→ Problem to solve
Filter out every line below that lacks "JSON", and copy the rest.
(Beginning of The data)
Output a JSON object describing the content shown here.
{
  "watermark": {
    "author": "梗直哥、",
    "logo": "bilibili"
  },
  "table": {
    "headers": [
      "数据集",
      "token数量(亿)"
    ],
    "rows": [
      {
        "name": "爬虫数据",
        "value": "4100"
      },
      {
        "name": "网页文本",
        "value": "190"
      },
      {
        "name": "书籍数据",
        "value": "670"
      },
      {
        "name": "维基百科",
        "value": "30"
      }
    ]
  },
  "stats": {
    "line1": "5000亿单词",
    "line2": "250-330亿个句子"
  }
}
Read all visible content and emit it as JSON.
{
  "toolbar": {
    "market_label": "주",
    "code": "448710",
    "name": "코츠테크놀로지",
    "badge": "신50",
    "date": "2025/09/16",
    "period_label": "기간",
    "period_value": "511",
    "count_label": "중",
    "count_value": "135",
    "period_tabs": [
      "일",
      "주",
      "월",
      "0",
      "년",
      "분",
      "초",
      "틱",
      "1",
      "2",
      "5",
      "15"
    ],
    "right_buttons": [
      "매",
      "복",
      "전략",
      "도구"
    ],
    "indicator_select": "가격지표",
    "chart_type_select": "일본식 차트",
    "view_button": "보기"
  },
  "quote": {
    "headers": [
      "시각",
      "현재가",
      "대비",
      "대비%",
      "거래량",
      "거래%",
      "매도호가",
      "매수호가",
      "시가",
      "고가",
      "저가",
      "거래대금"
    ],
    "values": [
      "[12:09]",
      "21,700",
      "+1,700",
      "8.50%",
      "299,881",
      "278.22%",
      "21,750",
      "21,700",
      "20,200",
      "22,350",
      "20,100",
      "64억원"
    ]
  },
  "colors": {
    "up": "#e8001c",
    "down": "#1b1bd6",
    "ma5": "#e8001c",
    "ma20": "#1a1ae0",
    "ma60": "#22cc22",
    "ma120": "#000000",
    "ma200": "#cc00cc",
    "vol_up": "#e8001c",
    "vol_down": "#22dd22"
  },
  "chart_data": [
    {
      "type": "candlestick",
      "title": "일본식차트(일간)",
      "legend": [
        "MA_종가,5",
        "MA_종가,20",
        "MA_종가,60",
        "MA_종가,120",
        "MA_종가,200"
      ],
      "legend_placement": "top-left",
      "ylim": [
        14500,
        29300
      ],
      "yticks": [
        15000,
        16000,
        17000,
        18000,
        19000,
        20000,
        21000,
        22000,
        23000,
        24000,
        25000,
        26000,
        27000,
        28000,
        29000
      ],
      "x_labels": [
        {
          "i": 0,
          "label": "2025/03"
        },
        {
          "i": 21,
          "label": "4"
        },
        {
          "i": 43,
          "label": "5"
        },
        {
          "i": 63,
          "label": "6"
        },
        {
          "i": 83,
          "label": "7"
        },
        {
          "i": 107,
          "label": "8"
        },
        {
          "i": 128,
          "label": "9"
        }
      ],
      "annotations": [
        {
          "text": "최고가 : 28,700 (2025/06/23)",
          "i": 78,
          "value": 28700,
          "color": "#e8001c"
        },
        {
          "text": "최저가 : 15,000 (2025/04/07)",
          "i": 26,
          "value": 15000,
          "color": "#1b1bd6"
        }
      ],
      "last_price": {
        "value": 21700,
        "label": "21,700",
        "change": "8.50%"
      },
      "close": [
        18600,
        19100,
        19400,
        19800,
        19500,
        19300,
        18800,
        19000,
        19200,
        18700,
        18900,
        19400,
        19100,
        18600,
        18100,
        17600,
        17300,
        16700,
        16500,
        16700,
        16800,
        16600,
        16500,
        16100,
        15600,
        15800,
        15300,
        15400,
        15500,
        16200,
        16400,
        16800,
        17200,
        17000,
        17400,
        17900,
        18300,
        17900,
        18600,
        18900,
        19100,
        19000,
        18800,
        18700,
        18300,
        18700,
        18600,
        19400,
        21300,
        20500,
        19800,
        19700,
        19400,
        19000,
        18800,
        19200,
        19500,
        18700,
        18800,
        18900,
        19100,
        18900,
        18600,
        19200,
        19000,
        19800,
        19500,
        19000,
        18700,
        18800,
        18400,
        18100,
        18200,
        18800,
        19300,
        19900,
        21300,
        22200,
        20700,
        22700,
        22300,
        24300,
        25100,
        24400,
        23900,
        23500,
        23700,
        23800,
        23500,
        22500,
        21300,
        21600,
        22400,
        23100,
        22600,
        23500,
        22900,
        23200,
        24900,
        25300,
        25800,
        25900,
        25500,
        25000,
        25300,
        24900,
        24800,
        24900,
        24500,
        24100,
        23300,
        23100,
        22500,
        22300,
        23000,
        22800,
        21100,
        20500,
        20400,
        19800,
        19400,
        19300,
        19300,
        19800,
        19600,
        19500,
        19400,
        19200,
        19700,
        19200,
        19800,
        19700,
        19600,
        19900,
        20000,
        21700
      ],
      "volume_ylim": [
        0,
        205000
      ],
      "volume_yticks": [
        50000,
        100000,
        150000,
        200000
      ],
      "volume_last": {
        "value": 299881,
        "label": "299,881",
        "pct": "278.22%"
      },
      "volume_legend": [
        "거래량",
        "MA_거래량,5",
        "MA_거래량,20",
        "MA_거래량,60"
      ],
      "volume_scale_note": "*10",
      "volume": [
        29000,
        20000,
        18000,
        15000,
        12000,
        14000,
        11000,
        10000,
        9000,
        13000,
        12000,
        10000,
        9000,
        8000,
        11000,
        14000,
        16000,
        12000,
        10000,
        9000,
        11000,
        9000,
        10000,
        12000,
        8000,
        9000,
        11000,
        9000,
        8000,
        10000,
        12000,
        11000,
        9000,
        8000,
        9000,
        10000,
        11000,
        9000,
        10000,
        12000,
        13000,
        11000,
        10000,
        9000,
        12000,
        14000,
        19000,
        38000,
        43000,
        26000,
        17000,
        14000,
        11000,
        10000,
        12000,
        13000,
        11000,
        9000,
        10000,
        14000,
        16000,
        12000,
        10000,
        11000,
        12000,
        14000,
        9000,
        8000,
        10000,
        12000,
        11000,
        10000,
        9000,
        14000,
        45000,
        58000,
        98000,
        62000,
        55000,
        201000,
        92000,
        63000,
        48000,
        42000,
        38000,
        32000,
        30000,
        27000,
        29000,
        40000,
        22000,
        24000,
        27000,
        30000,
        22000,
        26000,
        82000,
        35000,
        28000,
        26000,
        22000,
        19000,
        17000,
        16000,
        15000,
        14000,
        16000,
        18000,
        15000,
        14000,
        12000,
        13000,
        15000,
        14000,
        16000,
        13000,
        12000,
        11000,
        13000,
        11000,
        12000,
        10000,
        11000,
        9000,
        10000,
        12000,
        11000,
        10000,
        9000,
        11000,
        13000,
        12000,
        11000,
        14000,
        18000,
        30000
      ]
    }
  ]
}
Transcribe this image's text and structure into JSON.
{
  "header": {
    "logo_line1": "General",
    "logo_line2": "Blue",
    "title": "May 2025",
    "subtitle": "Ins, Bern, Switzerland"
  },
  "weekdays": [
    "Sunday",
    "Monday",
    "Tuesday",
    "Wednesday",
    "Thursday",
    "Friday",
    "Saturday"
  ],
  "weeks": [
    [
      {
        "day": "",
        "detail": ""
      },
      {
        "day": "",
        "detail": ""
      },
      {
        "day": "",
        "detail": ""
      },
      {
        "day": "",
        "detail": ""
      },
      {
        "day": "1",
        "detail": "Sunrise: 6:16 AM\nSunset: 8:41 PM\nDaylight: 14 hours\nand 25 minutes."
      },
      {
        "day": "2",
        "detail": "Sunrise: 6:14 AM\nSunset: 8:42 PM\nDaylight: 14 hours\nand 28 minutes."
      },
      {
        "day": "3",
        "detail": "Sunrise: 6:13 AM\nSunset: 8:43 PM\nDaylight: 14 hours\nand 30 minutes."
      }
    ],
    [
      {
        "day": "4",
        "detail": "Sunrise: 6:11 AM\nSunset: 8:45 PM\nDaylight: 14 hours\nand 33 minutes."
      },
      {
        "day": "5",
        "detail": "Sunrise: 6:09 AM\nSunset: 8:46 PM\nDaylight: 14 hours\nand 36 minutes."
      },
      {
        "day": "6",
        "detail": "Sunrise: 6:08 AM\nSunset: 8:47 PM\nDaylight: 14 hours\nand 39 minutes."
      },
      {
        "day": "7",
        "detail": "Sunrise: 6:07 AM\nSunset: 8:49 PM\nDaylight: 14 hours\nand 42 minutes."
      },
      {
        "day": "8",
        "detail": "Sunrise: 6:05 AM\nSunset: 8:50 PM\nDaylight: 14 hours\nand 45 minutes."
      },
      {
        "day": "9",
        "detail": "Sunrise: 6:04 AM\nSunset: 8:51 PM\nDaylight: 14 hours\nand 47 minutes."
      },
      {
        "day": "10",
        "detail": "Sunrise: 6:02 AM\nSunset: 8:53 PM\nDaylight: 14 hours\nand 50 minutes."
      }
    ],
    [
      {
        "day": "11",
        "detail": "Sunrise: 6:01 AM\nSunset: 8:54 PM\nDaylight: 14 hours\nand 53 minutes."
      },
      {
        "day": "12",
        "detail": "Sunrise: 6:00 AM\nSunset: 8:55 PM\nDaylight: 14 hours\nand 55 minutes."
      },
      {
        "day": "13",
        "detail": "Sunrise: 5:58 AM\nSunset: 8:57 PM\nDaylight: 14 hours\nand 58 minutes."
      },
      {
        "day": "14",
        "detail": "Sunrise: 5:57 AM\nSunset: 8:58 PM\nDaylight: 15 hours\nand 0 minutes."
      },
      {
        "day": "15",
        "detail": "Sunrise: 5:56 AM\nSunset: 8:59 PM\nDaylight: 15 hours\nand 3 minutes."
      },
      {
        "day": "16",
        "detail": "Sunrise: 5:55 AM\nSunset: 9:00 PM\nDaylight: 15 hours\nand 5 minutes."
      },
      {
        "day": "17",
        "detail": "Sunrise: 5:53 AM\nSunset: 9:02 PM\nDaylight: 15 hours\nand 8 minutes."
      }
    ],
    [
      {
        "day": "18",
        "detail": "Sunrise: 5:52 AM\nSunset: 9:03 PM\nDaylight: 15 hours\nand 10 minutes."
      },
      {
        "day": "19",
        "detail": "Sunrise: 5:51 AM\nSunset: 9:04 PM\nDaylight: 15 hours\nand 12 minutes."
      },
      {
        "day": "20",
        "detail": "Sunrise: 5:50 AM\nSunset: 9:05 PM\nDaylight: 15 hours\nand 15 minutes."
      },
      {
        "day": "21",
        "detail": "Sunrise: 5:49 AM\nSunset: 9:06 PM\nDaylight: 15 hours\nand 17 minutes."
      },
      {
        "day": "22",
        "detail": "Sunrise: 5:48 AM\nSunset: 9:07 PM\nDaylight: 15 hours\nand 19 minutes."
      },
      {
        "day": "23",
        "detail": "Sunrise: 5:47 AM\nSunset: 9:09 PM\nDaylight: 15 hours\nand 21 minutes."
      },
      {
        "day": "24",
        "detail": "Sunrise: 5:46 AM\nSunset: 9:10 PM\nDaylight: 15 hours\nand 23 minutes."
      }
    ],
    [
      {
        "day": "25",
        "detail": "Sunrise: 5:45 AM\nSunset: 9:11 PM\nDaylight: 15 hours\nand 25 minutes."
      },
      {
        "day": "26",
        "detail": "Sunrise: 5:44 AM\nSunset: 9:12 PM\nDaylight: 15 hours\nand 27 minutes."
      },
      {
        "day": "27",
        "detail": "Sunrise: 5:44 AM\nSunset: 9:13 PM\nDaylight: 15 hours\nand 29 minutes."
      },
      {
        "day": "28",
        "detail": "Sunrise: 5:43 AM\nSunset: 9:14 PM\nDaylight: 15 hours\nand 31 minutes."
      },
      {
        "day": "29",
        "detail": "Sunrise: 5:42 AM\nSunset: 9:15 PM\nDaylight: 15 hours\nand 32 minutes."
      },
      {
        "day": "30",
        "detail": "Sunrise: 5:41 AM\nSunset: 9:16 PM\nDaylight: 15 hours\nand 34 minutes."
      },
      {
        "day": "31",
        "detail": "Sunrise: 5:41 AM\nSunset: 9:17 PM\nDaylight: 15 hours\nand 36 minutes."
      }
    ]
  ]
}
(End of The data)
→ Task solution
Output a JSON object describing the content shown here.
Read all visible content and emit it as JSON.
Transcribe this image's text and structure into JSON.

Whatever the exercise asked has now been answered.